As if it needed defending, this past week President Trump announced that he will be making sure that we stop attacks “on Judeo-Christian values.”
Whatever those values might be.
And when did “Judeo-Christian” become a thing?
As fellow columnist Mark Silk has said, the notion of a “Judeo-Christian tradition” comes into existence before World War II. It was a way of counteracting the fascist use of “Christian” as code language for anti-Semitic.
But, it had unique utility in American life. In 1952, President Dwight D. Eisenhower proclaimed: “Our government makes no sense unless it is founded on a deeply felt religious faith — and I don’t care what it is.”
This was when “In God We Trust” appeared on our national currency.

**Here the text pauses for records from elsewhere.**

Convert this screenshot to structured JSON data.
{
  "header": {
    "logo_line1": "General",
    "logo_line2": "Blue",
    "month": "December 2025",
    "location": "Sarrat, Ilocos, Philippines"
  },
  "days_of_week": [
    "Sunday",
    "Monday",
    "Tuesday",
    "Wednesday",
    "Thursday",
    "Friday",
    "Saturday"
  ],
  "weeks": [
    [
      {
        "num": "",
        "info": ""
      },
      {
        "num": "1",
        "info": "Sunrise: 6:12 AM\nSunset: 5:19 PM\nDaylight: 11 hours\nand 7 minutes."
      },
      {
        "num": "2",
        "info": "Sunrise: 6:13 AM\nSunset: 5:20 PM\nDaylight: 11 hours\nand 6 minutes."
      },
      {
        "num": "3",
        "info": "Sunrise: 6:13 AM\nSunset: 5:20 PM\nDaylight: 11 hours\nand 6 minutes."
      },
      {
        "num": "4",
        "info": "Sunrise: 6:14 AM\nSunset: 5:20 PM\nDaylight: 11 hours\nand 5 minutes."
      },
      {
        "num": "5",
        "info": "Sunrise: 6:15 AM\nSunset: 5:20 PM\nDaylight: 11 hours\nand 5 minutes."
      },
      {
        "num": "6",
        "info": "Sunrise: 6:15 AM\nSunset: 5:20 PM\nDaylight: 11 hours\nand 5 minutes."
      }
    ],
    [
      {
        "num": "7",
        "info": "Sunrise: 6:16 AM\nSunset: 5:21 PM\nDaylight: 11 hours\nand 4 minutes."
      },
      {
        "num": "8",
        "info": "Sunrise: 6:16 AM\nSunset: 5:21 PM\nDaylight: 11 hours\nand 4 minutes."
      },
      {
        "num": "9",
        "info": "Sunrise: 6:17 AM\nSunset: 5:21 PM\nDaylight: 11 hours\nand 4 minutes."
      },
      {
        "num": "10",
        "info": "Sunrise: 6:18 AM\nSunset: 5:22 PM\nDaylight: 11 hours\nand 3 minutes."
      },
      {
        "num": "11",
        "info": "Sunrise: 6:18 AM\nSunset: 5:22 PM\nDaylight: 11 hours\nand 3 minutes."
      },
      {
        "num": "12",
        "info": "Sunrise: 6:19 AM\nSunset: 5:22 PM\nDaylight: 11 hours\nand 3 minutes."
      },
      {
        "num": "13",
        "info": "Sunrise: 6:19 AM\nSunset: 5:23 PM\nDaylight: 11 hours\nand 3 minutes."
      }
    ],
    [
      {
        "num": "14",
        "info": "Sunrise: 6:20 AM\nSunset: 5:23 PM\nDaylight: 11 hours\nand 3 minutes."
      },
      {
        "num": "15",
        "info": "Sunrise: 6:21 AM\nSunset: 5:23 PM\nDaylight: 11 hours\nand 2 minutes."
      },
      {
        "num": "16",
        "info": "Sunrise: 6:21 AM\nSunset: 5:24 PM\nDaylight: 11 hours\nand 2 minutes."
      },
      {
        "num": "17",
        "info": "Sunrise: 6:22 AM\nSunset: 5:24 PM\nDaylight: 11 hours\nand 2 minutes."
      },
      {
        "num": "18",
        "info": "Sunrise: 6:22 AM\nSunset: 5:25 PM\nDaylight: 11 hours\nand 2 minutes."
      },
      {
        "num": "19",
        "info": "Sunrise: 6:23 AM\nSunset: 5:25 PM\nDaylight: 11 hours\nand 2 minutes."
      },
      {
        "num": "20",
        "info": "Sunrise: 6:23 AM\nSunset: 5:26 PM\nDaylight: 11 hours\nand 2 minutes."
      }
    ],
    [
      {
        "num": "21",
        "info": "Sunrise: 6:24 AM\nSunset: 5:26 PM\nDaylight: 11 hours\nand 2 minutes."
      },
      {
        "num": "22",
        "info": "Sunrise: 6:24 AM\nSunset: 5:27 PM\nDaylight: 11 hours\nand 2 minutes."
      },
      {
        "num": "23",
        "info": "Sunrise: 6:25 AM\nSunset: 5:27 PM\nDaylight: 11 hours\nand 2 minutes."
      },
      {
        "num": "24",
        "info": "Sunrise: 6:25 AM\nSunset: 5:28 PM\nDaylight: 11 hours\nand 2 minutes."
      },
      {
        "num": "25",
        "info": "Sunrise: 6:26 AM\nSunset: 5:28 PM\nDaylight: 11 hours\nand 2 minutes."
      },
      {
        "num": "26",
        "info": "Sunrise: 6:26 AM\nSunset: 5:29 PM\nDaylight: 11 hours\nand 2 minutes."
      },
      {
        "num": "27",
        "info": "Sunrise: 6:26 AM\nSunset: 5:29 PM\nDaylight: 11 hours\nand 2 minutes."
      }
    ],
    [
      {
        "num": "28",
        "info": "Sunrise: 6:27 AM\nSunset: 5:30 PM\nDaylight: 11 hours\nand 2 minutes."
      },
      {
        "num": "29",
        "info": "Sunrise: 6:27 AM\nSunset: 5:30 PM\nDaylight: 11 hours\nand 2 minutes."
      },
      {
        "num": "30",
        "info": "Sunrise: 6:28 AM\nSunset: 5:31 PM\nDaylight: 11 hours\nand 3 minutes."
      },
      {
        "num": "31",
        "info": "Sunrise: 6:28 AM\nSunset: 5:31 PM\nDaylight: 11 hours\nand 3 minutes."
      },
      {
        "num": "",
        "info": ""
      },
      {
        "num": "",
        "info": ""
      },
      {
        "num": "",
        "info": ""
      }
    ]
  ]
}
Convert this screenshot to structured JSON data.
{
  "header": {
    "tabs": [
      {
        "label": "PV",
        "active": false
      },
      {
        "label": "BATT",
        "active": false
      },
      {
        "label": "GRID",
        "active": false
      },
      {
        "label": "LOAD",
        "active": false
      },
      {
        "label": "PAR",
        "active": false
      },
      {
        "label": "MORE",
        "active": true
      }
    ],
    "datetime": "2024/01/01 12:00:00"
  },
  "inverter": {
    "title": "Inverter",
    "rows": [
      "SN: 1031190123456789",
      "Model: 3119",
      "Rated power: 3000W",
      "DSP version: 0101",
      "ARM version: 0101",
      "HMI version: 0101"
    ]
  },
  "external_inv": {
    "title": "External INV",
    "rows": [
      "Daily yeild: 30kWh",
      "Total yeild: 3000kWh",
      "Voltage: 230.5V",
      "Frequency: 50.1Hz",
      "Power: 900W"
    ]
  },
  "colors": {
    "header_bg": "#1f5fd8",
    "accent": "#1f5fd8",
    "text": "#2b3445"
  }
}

This was when “under God” made it appearance in the Pledge of Allegiance.
And why? Because we now had a new enemy. Soviet Communism was atheistic. We had to emphasize that we were different, that our culture had a different source of energy. But, pay attention: the proliferation of religious institutions did not mean that there was an equal growth in American spirituality. American religion was pretty bland. It was “faith for the sake of faith.”
“Faith for the sake of faith” fit well into the post-war suburban expansion. For the first time, Jews and Christians lived in close and peaceful proximity to each other. Every Main Street in every emerging suburb had its Catholic Church, its Protestant church, and its synagogue.
That is how we wound up with “Judeo-Christian.” Basically, it allowed Jews into the “country club” — if not the real tennis and golf country club (that would come later), then at least the formerly restricted “country club” of American culture.
“Judeo-Christian” was a bone that America threw to the Jews, letting us think that our religious faith was an equal partner in American life. When you consider that American Jews never constituted more than three percent of the American population, it seemed like a rather generous move.
And because American Jews were (rightly) sick to death of being other, and being persecuted, we parroted “Judeo-Christian” along with everyone else. It meant that Jews were strangers no more, that we were not peripheral, that we were ready for prime time.
But, in fact, this was never the case.
Oh, yes, of course — schools would close for the Jewish High Holy Days. You could get matzah in supermarkets. Jews made their famous contributions to American culture.
But, religiously? Not so much.
America’s default religious culture was — and continues to be — Christian. This, despite the massive demographic challenges that non-Christian religions have posed to the American body politic.
And, even still: an avowed agnostic or atheist would have a lot of trouble getting elected to a high American office.
Moreover: despite our society’s avowed “Judeo-Christian” cultural heritage, Jewish thinkers and specifically Jewish texts get short shrift in the public consciousness. You can be a literate American without knowing anything about Jewish thought.
The books of the Hebrew Bible (and, please, not “Old Testament”) and the books of the Christian Bible? Sure. At the very least, they make guest appearances in the New York Times crossword puzzle.
But, 21 down, “book of Jewish wisdom,” six letter word — Talmud?
14 across, Jewish thinker, five letter word — Buber?
I don’t think so.
When it comes to Judaism as being part of the American canon, Judaism is as disadvantaged as any non-Christian, non-Western culture.
So, let’s be honest. “Judeo-Christian” does not really exist.
Shall we go further?
The whole notion of “Judeo-Christian” papers over some very real and crucial differences between the two faiths and the two cultures. Notions like the personage of Jesus of Nazareth; the meaning of religious law; the very essence of human nature — for starters.
And, even further: “Judeo-Christian” began as an elegant way of saying “We are believers; the Russians aren’t.” It had a political agenda.
It still does, in case you haven’t been paying attention. When contemporary politicians invoke the “Judeo-Christian tradition,” you can bet your electric menorah that what they are saying is “Judeo-Christian — and not Muslim, or Sikh, or anything else.
And so, Trump wants to defend “Judeo-Christian values,” along with girding on his armor for that imaginary “war against Christmas,” which was actually only (only!) a war for civility, politeness, and the affirmation of genuine American diversity — the recognition that not all Americans are Christian.
I invite you to join me in defending “Judeo-Christian” values as well. Especially (and, perhaps, only) if those values include such biblical greatest hits as:
- Tzedakah for the poor
- The vigorous pursuit of healing for those who are ill
- Welcoming the stranger
- The idea that all humans are descended from Adam and Eve, and are therefore deserving of dignity
- The impartial pursuit of justice, for both the rich and the poor
- The idea of limited monarchy — that the king or president is subject to the same laws as everyone else
- Stewardship over the earth as God’s creation
And, if we were going to expand this list into post-biblical Jewish sacred literature, we might add the following notion:
Truth thrives on multiple opinions, each one wrestling with the others.
If that is what turns out to be the “Judeo-Christian tradition,” sure — sign me up.